The Admiral’s tenure saw Indian Navy’s Foreign Cooperation initiatives becoming a ‘key driver’ to propel ‘India’s Defence Diplomacy’ to greater heights in the Indo-Pacific. Accordingly, as part of IN’s Capacity Building initiatives, the IN facilitated provision of a record number of naval assets to various IOR littorals and has also established itself as the preferred destination for niche training in the field of submarine, aviation and asymmetric warfare.
The IN also initiated forums for meaningful interactions at various levels; this includes the Sea-Rider programme for Junior Officers, Exercise SAMBANDH and Regional Maritime Security Course for mid-level Officers, and Goa Maritime Conclave for Chiefs of Navy, all of which have elevated our Foreign Cooperation engagements with our Friendly Foreign Countries.
His tenure has seen the reinvigoration of our multilateral engagements, in that we celebrated the 10th Anniversary of the IONS construct, took over as co-Chair for the IONS Working Group on Information Sharing and Interoperability, ratified the ‘IONS Guidelines for HADR’, conducted the first MILAN Exercise at Sea off Port Blair in Mar 2018 and also concluded several Operational and Logistics agreements with Friendly Foreign Countries.
Under his command, the Indian Navy examined and put into place a series of measures under the ‘Make in India’ initiative of the Government and also recommended ways to further indigenize defence procurements in order to overcome major challenges being faced therein. 49 ships and submarines are currently under construction in Indian shipyards, including the first indigenous aircraft carrier ‘Vikrant’.
The ‘Indian Naval Indigenisation Plan 2015-30’ lays down the Navy’s plans for the next fifteen years which allows for Industry to formulate strategies to meet the requirements of the Navy through the new Strategic Partnership Model, notified in May 2017, as well as domestic R&D. These initiatives are aimed at enhancing indigenous defence industrial capability extending up to the Micro Small and Medium Enterprises.
In consonance with the Government’s digital vision, the Admiral’s tenure saw the launch of a new Digital Library available pan-Navy for knowledge management and retrieval including archiving of critical data and information. This was complemented by security and hardening of naval data networks in keeping with contemporary cyber security practices. In keeping with the Navy’s ethos of harnessing niche technologies, concrete plans to incorporate Big Data Analytics and Artificial Intelligence into the Navy’s operational functioning have also been formulated.
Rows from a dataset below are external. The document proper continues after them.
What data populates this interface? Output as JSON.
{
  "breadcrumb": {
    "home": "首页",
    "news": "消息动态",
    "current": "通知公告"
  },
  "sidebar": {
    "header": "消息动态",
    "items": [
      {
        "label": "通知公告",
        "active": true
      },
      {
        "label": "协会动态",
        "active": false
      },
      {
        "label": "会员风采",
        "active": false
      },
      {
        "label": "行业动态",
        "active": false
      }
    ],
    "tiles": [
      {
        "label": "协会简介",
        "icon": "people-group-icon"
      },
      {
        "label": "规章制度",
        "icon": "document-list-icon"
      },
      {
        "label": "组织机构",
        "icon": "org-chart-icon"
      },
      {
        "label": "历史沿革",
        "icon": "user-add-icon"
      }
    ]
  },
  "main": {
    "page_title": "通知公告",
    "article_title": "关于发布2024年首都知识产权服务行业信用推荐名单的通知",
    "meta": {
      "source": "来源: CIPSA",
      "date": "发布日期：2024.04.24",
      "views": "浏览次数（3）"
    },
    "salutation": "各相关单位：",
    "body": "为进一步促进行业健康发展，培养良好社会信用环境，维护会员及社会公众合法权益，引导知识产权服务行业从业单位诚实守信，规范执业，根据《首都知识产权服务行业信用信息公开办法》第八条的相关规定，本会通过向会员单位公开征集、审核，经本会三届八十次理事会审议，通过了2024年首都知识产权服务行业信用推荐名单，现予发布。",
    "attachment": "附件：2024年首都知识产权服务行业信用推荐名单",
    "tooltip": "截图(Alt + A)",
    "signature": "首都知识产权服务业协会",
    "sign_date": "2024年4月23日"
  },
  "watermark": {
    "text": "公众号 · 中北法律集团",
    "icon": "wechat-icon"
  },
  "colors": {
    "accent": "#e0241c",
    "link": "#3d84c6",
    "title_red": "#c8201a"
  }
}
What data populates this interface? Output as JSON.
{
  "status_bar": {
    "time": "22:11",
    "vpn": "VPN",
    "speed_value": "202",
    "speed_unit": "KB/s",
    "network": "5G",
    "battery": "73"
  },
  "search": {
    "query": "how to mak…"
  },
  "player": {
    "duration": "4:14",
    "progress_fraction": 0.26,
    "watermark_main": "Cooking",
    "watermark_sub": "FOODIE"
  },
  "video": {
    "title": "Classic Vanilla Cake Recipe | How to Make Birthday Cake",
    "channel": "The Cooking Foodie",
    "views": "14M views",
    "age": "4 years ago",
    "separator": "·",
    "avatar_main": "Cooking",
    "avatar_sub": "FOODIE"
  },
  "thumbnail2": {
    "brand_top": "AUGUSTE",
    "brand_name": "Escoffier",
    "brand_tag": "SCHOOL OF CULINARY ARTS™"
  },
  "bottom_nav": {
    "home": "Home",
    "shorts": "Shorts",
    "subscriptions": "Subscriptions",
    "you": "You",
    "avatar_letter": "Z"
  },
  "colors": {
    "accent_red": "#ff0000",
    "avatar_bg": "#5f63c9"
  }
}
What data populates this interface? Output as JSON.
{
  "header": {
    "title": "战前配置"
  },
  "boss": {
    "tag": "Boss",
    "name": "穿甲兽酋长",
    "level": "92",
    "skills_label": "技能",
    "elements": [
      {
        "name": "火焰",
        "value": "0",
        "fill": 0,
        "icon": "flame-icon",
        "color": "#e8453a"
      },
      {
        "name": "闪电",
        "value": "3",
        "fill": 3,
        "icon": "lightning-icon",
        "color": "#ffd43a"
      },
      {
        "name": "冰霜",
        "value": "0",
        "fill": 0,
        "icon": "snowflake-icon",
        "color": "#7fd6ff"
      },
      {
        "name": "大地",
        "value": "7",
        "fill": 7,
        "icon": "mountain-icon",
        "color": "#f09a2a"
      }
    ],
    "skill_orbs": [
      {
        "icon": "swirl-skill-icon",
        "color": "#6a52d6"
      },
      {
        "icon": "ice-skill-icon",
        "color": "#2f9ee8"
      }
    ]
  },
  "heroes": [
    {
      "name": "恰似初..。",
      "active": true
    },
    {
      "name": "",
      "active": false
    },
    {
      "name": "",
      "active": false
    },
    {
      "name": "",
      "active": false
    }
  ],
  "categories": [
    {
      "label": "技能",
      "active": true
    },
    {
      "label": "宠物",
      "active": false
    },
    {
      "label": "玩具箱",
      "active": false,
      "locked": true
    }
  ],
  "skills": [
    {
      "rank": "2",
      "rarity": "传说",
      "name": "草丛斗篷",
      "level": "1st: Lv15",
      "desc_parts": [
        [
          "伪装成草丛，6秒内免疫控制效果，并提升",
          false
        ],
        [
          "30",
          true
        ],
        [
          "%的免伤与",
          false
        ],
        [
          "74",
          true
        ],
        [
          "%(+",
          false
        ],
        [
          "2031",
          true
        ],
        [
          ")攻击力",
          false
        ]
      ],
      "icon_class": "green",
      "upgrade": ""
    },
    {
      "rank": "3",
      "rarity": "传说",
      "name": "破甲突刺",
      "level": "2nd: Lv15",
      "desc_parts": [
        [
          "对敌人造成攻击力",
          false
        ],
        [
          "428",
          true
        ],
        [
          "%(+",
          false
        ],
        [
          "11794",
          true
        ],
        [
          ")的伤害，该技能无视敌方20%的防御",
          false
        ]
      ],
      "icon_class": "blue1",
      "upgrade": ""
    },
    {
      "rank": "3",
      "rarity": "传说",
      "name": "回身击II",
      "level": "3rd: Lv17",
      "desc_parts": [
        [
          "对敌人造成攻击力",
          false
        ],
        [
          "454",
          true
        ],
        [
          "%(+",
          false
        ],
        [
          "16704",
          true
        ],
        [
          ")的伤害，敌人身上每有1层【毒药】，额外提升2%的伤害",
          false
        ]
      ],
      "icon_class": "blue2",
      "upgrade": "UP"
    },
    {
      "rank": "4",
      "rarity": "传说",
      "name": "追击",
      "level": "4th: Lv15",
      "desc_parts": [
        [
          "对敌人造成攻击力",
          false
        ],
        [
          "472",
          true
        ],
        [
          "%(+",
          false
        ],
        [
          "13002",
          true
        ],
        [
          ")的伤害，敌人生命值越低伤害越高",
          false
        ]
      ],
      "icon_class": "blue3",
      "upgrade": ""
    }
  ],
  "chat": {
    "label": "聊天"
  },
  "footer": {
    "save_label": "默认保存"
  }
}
The Admiral’s tenure also saw the Navy undertake ‘Functional Re-Organisation of Indian Navy towards improving Operational Efficiency’ and ‘Optimal Manning’. Towards this a strategy aimed at enhancing administrative efficiency in the Navy and achieving Optimal Administrative support, as the desired end state was promulgated in April 2019. Under this, the need for greater empowerment of Base Depot Ships has been envisaged which would greatly improve upon the Vital, Essential and Desirable elements of Administration in the Navy.
These Administrative reforms and transformation intend to bring visible improvement in the quality of life and enhance satisfaction levels of personnel which would act an enabler for developing motivated and committed teams. This is a reinforcement of the tenet that ‘human resource measures and sound administration’ have been, and will always be, amongst the key enablers of Operational Effectiveness.